More Signs Of Trouble In China
The markets are enjoying a strong rally in early trading. This is often seen on the first trading day of the month or quarter. But given the declines in many leading stocks of late, I am surprised that the S&P 500 is knocking on the door to new highs. But far be if from me to argue with a bull market.
In economic news, the ISM Index for March rose to 53.7 from 53.2.
Corporate data is light right now as we remain in the quiet period for companies ahead of the Q1 earnings reports that will start soon.
Asian markets ended mostly higher. Japan was a bit lower after implementing its first sales tax hike since 1997. In China, their HSBC manuf. PMI slipped to 48.0 from 48.1. The PMI for China has now been below the 50 level for several months, indicating their manufacturing sector is in contraction.
Moreover, Tonghao New Board failed to make its coupon payment in March, representing the first default in the private-placement market for high-yield bonds. This doesn't seem to be getting much press, but it markets another wheel that is loose on the Chinese economic truck. With manufacturing slowing, the property market cooling, and non-performing loans on the rise we think a hard landing in China remains the biggest risk out there right now.
Europe's markets are also higher today. Eurozone PMI held steady at 53.0. France, Spain, and Italian PMI's all improved.
The 10-year yield is higher to 2.76%, a good sign for economic bulls that it stopped drifting lower.
And the volatility index is moving lower again, down -3.5% to 13.40.
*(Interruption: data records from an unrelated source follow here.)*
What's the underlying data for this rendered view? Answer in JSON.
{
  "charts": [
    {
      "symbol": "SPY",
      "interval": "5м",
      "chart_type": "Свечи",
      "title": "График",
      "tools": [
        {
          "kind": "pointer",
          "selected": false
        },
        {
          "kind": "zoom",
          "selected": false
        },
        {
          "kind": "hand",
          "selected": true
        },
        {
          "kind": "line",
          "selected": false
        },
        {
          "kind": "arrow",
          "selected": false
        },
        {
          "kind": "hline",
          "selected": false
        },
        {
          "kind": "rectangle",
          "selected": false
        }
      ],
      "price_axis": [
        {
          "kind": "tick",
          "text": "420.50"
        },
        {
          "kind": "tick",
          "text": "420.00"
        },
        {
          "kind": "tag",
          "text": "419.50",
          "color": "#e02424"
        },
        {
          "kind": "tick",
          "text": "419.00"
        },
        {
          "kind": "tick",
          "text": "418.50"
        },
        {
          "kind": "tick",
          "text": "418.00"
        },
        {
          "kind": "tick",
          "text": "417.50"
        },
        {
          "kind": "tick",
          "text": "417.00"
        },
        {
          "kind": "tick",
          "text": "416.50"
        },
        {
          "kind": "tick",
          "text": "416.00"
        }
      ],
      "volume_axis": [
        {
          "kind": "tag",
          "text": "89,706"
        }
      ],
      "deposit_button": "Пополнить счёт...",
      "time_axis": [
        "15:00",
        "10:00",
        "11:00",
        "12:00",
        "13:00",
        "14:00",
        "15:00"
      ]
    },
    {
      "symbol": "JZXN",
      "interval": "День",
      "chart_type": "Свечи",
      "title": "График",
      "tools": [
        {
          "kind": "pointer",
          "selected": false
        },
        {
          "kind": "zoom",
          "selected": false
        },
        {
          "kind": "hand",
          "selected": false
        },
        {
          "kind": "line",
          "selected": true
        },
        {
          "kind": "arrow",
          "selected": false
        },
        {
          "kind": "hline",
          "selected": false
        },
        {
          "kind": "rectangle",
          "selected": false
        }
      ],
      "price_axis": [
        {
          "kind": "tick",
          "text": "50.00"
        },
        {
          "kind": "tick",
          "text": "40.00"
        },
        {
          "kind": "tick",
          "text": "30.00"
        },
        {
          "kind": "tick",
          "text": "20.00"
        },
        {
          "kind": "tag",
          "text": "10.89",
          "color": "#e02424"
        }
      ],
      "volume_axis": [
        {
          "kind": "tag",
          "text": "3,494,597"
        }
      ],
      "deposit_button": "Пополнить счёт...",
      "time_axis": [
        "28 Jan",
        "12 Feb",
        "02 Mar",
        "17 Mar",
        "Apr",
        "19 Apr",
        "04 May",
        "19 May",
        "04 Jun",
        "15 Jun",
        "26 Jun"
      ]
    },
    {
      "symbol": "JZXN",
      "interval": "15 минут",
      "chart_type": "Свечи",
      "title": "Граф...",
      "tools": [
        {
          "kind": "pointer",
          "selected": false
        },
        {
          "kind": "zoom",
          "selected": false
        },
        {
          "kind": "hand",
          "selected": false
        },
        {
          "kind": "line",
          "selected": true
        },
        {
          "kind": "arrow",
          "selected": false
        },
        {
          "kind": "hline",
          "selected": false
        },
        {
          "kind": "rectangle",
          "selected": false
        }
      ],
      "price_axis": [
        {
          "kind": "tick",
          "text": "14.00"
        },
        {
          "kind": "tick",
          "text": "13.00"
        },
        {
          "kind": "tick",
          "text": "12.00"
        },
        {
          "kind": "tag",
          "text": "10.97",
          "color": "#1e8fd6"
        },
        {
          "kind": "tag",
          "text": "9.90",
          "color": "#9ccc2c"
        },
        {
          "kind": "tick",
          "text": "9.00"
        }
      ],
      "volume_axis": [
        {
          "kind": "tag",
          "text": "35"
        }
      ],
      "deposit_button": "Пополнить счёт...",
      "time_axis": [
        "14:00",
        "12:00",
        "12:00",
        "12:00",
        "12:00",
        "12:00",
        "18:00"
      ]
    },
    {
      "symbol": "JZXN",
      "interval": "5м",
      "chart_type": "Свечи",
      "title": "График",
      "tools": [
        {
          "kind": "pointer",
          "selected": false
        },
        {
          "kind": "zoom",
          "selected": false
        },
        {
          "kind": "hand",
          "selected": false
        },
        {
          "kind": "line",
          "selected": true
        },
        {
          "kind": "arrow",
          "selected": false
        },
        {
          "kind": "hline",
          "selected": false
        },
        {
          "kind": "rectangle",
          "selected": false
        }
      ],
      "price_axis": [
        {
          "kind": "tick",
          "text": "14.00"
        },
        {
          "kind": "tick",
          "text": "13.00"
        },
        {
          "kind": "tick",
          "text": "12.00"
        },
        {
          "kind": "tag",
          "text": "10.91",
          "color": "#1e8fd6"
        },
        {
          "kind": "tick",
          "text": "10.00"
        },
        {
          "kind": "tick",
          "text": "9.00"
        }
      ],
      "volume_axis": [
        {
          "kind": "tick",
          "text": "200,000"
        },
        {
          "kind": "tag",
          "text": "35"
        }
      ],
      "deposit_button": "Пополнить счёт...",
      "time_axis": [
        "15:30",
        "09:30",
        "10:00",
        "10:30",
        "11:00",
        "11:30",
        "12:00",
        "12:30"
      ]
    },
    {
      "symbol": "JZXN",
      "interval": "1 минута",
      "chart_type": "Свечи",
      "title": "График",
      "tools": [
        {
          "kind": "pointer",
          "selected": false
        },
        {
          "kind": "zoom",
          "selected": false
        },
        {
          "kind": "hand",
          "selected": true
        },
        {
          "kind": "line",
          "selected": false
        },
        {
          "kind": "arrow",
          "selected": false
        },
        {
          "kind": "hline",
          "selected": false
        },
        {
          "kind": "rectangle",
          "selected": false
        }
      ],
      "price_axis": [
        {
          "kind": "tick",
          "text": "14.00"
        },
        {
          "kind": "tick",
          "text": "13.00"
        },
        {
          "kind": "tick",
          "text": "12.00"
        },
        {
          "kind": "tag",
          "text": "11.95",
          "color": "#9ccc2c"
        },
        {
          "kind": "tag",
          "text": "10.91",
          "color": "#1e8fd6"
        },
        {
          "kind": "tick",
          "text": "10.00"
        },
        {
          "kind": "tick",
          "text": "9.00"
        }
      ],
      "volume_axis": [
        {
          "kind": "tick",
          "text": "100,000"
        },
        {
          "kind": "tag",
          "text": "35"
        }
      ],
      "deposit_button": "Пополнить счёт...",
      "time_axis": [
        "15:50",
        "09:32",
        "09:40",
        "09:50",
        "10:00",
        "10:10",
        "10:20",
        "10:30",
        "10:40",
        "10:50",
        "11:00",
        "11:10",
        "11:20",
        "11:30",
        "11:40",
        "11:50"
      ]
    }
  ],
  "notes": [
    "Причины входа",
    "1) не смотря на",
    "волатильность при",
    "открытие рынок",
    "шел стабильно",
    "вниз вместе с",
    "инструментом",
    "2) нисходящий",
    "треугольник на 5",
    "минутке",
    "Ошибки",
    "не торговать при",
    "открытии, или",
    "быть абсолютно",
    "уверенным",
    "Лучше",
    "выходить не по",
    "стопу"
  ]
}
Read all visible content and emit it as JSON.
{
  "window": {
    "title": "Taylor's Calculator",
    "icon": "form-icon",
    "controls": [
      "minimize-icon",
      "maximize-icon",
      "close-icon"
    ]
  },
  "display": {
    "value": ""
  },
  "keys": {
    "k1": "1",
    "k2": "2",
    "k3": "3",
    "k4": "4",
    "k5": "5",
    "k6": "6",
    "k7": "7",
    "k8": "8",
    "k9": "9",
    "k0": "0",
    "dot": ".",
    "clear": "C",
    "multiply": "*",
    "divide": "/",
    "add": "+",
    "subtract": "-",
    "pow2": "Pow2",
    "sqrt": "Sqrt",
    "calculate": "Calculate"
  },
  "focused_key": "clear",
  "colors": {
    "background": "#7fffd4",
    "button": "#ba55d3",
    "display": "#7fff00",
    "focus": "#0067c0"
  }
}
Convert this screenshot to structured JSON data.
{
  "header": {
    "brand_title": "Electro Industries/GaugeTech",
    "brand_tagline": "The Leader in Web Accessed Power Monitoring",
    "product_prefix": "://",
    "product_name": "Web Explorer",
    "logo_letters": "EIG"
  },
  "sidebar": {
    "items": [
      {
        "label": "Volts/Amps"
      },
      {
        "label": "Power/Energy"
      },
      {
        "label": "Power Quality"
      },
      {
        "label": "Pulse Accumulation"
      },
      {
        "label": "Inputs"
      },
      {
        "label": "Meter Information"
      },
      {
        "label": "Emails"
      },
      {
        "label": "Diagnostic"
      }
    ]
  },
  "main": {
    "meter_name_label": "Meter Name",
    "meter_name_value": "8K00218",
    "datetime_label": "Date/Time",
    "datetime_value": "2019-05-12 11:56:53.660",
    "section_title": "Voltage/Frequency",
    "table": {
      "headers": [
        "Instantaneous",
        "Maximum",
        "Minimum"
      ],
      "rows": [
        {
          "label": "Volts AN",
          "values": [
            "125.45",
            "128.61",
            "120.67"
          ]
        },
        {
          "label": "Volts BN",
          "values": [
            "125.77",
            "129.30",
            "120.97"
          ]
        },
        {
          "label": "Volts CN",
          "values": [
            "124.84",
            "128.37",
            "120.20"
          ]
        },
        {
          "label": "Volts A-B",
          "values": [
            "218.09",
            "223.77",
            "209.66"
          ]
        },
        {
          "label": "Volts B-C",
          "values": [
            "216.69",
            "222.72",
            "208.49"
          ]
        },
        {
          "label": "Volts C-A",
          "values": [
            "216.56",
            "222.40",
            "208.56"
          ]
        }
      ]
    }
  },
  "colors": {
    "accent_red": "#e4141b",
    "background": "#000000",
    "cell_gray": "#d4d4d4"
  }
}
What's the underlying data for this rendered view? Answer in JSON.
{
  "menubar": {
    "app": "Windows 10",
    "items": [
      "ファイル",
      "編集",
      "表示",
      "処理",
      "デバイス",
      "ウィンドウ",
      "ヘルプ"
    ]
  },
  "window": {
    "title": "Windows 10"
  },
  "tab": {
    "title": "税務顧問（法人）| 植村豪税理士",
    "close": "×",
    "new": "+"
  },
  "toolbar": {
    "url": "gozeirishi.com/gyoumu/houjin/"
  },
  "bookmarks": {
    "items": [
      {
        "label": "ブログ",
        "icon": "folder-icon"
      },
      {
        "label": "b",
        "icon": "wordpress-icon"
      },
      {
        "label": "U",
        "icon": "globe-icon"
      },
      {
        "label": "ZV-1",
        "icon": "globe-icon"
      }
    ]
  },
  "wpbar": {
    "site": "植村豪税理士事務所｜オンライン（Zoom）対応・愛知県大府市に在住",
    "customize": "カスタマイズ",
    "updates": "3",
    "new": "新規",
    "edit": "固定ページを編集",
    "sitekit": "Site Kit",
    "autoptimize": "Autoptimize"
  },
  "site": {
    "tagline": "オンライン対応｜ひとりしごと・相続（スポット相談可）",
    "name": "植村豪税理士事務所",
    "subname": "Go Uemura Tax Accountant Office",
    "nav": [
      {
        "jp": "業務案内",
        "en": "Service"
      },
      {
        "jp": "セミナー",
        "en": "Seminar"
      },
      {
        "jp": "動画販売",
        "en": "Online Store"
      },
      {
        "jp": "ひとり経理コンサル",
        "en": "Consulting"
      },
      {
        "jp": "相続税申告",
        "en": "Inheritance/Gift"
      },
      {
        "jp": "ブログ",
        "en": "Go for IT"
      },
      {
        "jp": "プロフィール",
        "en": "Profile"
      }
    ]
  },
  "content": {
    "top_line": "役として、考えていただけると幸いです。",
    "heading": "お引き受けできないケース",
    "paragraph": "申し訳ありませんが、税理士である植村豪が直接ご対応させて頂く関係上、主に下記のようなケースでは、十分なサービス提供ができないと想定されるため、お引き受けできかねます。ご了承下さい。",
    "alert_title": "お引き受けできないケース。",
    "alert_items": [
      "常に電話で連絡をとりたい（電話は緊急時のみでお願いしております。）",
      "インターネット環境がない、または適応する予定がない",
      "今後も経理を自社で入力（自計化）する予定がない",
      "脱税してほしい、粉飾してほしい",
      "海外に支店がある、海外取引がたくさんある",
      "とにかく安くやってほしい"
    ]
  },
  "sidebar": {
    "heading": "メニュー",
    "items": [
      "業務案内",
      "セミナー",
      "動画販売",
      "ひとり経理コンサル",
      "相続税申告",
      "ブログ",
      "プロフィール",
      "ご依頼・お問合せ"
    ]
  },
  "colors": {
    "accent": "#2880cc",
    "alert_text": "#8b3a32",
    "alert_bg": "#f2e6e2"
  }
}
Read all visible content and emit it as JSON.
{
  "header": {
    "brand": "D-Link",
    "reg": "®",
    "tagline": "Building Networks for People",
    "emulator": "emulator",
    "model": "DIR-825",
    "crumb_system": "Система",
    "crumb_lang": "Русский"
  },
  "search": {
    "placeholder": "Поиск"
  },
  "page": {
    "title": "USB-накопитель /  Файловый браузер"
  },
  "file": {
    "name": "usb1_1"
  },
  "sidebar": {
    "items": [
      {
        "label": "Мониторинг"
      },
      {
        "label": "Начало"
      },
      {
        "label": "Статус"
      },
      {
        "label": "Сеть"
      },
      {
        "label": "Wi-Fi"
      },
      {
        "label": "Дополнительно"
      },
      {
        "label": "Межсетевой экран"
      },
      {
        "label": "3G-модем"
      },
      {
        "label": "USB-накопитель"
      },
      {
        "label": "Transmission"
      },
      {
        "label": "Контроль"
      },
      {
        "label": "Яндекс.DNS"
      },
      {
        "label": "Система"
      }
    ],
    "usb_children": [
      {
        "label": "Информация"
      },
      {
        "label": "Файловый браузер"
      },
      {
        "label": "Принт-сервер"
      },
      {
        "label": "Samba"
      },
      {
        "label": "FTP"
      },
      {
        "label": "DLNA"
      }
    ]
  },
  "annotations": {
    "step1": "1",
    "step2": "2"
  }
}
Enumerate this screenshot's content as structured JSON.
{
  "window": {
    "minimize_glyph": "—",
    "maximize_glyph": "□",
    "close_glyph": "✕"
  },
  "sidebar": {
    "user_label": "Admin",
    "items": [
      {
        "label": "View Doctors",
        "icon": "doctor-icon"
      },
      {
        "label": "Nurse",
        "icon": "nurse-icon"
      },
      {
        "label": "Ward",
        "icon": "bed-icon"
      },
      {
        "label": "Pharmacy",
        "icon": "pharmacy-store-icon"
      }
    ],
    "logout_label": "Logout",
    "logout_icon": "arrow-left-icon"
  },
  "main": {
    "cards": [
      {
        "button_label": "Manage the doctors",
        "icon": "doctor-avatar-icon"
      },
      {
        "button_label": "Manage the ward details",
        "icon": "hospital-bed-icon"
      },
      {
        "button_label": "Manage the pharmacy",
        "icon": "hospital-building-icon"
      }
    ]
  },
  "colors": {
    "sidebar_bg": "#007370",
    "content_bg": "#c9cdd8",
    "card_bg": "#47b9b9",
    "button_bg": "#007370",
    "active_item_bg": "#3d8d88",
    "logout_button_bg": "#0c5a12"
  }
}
Trading comment: The early pop in the market is losing some steam as this post goes to press. We will have to wait and see how today's session finishes up and if the market can close at its highs. The price action has to be respected and it is possible that the rotation pattern we saw last year is back in effect and while the high flyers enter their corrections money flows into other sectors that will carry the leadership baton for the next leg higher.